I’m still a couple of weeks away from the operation but it’s quickly approaching, almost as fast as my anxiety for it is rising. In the past, I’ve written posts on the subject of writing or the Storyslingers blog, and the first couple of posts to this blog have been in a roundabout way on that same topic. Writing about writing is all well and good but as I was going to be using blogging as a way to help me through my recovery after my operation I set up my own because there was likely to be a few posts that wouldn’t be about writing at all. So this week I’m going to write a little about one of my true passions: professional wrestling.
Still with me? Good, because this is a tale of a formative childhood memory featuring a betrayal (of sorts), anger, bitterness, remorse, redemption and forgiveness.
On the 3rd October 1991 my parents took my brother and I to our first World Wrestling Federation live event. The Battle Royal at the Royal Albert Hall. Tickets for the event were sold out completely, but in those days my dad knew a guy who knew a guy who got us passes to get in and watch the event from the sound booth. To this day I am convinced some of the horrendous timing of the wrestler’s entrance music was because of our presence in that booth, although I am not entirely sure of the two engineers working in there were even responsible for that. The other thing I am not entirely sure of from that evening happened earlier on before the event had started and even before the doors had opened to allow the fans waiting outside into the building.
The four of us were inside and being shown around by the sound engineer (whose name I forget but was the guy that knew the guy that my dad knew) and there we were, stood at the top of the steps looking down at the ring and witnessing four wrestlers warming up and rehearsing their tag team match for later on that evening. The curtain had been lifted. Two young brothers were realising that the sport they loved watching on television, and would soon enjoy live many times, wasn’t entirely on the up and up.
The wrestlers in question were Brian Knobs and Jerry Sags, who were known as The Nasty Boys, and fan favourites The Rockers, Marty Jannetty and Shawn Michaels. Knobs had just performed his trademark stagger after receiving a heavy blow and then he and Jannetty began walking back down the aisle towards the backstage area. Jerry Saggs and Shawn Michaels were walking up the stairs towards us.
“Excuse me,” I heard my dad call to them as they walked past. “Would you mind giving my boys your autographs?”
“Sure,” said Sags. But Shawn Michaels, with what I remember a turn of his head away and up, didn’t break his stride and carried on walking. To this day I truly don’t know if he had intentionally blanked a couple of fairly shy kids and their parents or if he honestly thought my Dad was just addressing the villainous Nasty Boy, but the former seemed the most likely especially when you hear the stories of the sort of person he was behind the scenes back then. In any case, after that moment I was no longer fan of the man who would go on to become The Heartbreak Kid.
That was until 2002.

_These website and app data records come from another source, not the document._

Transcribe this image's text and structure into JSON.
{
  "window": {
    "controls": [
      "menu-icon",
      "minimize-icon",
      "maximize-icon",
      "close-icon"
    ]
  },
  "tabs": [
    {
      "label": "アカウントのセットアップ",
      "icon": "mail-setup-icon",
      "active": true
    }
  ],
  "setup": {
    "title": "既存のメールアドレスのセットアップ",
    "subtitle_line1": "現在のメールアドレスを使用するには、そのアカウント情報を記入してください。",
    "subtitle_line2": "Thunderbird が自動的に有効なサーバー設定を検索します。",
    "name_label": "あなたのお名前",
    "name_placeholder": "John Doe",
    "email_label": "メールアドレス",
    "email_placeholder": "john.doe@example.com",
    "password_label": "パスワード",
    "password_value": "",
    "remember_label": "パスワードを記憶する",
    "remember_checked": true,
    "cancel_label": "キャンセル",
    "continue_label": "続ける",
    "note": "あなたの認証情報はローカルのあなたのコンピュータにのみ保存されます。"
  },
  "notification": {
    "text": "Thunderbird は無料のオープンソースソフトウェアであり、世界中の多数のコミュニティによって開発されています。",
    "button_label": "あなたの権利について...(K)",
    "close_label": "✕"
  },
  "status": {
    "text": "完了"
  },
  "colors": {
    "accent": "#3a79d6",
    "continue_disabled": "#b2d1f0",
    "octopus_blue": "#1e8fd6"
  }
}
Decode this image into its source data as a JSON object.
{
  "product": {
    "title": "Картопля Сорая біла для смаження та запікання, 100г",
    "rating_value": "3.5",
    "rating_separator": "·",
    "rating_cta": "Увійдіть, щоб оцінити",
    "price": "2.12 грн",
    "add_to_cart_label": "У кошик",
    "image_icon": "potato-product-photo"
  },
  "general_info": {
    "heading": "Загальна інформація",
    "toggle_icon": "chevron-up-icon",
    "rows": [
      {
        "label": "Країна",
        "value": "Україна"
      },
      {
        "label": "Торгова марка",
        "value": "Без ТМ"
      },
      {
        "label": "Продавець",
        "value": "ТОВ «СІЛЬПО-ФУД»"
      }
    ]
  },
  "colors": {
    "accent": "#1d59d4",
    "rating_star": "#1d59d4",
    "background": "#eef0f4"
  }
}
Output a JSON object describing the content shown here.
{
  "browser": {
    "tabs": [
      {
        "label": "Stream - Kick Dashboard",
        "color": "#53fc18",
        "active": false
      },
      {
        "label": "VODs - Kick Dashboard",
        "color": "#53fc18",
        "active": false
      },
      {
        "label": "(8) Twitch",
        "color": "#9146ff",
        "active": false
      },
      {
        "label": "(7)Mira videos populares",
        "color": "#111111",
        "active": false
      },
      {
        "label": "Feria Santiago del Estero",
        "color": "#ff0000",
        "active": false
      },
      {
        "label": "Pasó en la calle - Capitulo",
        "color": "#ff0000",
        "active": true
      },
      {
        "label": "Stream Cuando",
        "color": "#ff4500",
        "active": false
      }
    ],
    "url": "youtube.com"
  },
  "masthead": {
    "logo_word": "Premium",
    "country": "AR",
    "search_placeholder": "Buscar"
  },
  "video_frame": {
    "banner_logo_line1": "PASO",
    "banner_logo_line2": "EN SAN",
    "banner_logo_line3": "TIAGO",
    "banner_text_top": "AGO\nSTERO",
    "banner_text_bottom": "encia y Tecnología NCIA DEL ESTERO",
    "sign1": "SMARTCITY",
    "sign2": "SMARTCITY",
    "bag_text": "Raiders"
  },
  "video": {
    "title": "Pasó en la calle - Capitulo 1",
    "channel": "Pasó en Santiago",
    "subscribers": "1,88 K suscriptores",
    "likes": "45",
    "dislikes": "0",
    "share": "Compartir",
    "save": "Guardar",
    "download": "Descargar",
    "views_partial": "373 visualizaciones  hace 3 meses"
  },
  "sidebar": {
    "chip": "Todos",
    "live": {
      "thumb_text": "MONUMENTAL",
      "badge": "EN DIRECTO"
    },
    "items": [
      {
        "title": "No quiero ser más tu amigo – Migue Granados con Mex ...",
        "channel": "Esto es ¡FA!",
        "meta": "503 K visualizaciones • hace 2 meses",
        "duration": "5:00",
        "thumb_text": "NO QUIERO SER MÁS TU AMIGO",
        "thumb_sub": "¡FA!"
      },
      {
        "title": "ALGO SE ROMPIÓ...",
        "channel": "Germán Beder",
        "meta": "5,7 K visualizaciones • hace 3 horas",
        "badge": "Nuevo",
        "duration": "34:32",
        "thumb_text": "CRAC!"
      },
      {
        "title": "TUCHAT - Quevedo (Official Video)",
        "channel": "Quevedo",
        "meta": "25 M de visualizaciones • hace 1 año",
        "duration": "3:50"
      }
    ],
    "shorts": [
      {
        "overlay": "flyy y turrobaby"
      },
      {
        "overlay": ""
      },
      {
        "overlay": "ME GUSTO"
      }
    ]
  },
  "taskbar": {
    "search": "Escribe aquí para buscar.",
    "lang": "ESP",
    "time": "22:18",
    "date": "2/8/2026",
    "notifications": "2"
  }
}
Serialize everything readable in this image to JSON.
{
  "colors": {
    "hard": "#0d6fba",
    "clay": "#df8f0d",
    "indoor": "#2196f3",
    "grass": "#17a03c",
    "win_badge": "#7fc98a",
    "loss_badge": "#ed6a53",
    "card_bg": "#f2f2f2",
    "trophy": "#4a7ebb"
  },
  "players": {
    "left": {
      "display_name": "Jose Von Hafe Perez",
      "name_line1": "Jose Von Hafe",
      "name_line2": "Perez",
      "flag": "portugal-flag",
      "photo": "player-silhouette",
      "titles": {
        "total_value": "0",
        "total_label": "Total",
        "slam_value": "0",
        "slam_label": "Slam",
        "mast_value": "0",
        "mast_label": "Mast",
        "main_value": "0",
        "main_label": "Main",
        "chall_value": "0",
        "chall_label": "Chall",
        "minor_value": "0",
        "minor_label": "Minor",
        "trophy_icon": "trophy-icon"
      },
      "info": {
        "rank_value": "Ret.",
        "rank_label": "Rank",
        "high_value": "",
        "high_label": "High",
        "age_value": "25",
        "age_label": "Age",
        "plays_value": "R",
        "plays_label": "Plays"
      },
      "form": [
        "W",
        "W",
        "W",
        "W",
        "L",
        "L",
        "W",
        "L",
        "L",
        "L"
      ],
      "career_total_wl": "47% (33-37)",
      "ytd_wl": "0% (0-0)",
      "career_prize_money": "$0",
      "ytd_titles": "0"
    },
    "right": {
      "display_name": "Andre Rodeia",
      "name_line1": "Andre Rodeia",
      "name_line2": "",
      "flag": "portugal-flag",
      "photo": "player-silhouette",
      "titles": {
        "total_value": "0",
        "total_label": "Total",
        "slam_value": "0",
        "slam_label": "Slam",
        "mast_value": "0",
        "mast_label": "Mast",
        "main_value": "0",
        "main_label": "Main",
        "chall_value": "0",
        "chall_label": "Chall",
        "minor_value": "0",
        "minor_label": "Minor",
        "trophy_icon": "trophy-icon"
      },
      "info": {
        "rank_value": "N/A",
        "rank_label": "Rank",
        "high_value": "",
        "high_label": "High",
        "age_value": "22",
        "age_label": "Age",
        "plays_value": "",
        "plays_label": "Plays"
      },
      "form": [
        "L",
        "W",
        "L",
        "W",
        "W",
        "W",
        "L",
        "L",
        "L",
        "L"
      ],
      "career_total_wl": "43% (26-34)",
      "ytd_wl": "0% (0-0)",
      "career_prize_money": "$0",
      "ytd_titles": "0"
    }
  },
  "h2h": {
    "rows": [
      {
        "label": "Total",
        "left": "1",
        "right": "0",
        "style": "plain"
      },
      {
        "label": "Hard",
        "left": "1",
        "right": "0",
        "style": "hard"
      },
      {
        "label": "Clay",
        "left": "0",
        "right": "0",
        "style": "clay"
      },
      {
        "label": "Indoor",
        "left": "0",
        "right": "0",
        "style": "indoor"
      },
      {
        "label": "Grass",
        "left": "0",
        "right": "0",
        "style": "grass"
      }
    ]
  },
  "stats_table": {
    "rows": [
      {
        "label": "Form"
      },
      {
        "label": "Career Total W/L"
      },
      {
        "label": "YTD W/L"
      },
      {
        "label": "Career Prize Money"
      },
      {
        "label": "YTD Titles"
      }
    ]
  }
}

In 1998, Shawn Michaels was forced to retire due to injury and stepped away from wrestling. In that time he went through significant personal changes and his time away from the squared circle had healed his body allowing for a spectacular return to the ring 4 years after he quit. He really was better than ever. Being older and a little bit wiser to how things work in the world of professional wrestling, it was hard for me now not to appreciate what he had gone through to come back and with every subsequent show-stopping performance I was being won over. I was also able to go back and be entertained by matches and promos I had previously refused myself to enjoy.
In 2007 my brother and I attended our first (of 8) Wrestlemania, the WWE’s biggest event of the year which was headlined by Shawn Michaels. The following year we were in person to witness his emotional match with the retiring Ric Flair, and the year after that he and the Undertaker gave us the greatest professional wrestling match I had ever seen. Then in 2010 at Wrestlemania 26 Michaels had his final match, again against the Undertaker, where the loss would result in his retirement. I was the biggest Shawn Michaels fan that night.
At some point, inevitably, someone you look up to will let you down. Be it a public figure, a peer, a loved one or a parent. If you place someone on a pedestal high enough, by your own estimations they will topple. It will also most likely be something unintentional but that won’t make it hurt you any less. It’s also never too late for them to redeem themselves and it’s human nature to forgive.
Everyone gets another chance.